At least two regions (the subventricular zone and hippocampal dentate gyrus) of the adult brain are responsible for proliferation and migration of neural precursor cells. The subventricular zone functions as the largest region of neurogenesis in the adult brain. Cells born in the subventricular zone migrate via a restricted pathway, called the rostral migratory stream, to the olfactory bulb where they differentiate into local interneurons.
for further information on the setup see also: Orendac M, Fenik A, Mojzis M, Orendacova J, 2005, "Biological effects of electromagnetic radiation on living systems with respect to the brain.", Psychiatrie suppl. 2:83-85
Electromagnetic fields induce dose-dependent changes in proliferation within the rostral migratory stream in newborn rats: Short-term exposure induced significant increases in proliferating cell numbers within the rostral migratory stream, while long-term exposure led to a permanent decrease in proliferating cells.
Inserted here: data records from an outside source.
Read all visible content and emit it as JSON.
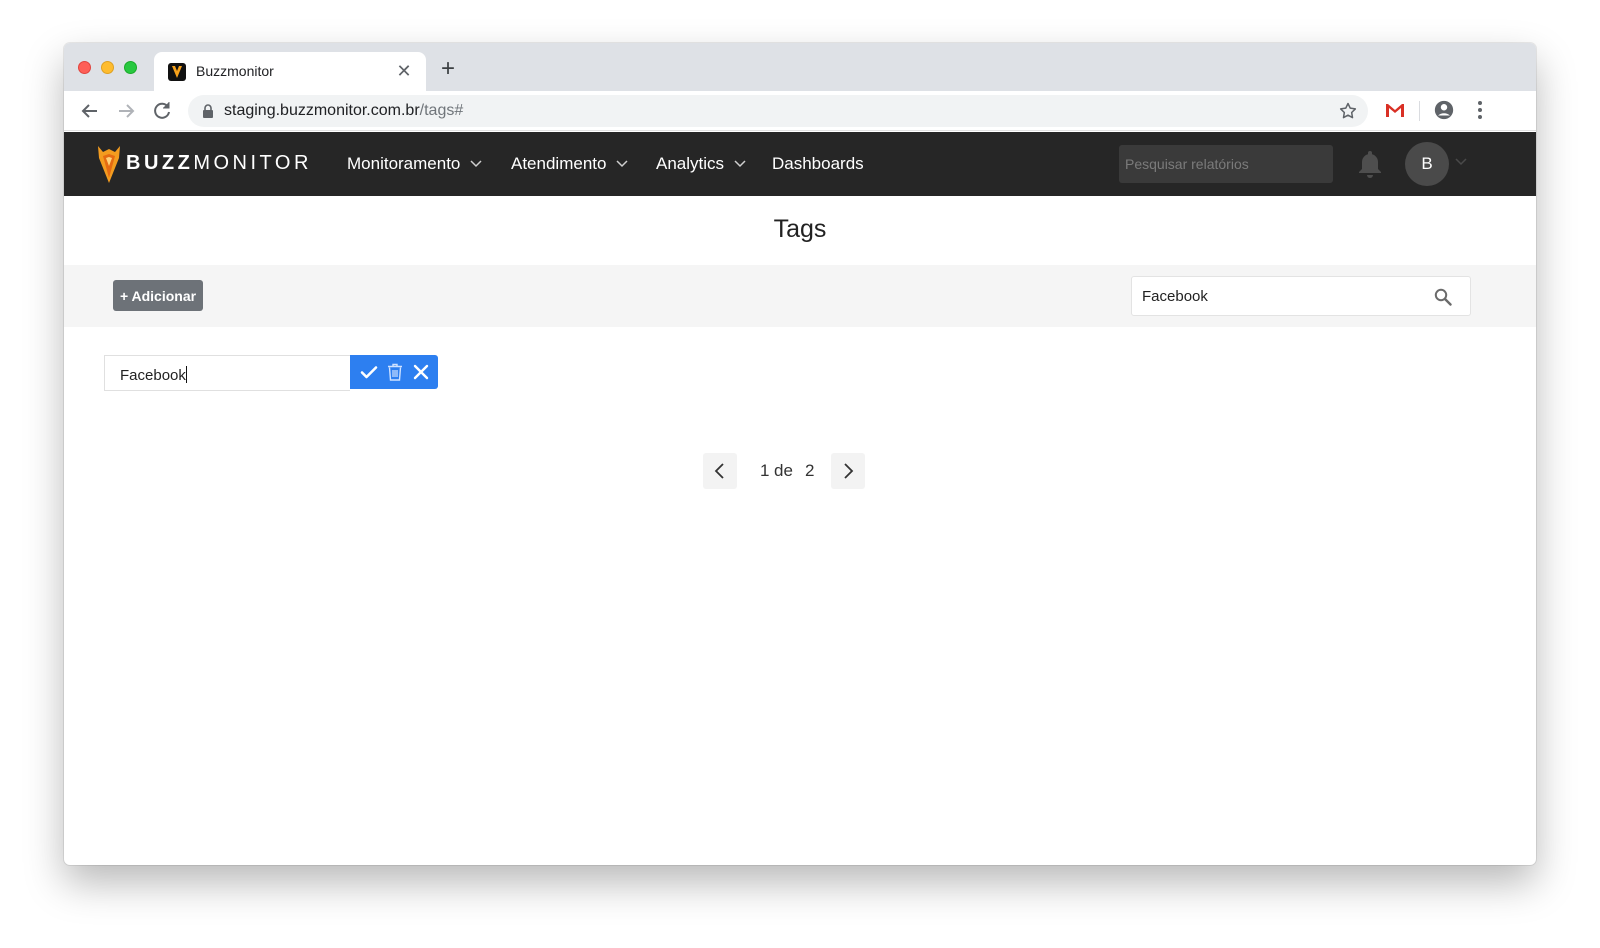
{
  "browser": {
    "tab_title": "Buzzmonitor",
    "url_host": "staging.buzzmonitor.com.br",
    "url_path": "/tags#"
  },
  "navbar": {
    "brand_bold": "BUZZ",
    "brand_light": "MONITOR",
    "menu": [
      {
        "label": "Monitoramento"
      },
      {
        "label": "Atendimento"
      },
      {
        "label": "Analytics"
      },
      {
        "label": "Dashboards"
      }
    ],
    "search_placeholder": "Pesquisar relatórios",
    "avatar_initial": "B"
  },
  "page": {
    "title": "Tags",
    "add_button": "+ Adicionar",
    "search_value": "Facebook",
    "editing_tag": "Facebook"
  },
  "pagination": {
    "current": "1",
    "separator": "de",
    "total": "2"
  }
}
Post-exposure changes (acute vs. chronic) were dynamic in new-born rats.
For senescent rats the changes in proliferation activity and the dynamics were negligible.
Electromagnetic fields induced significant age- and dose-dependent changes in proliferating cell numbers within the rostral migratory stream.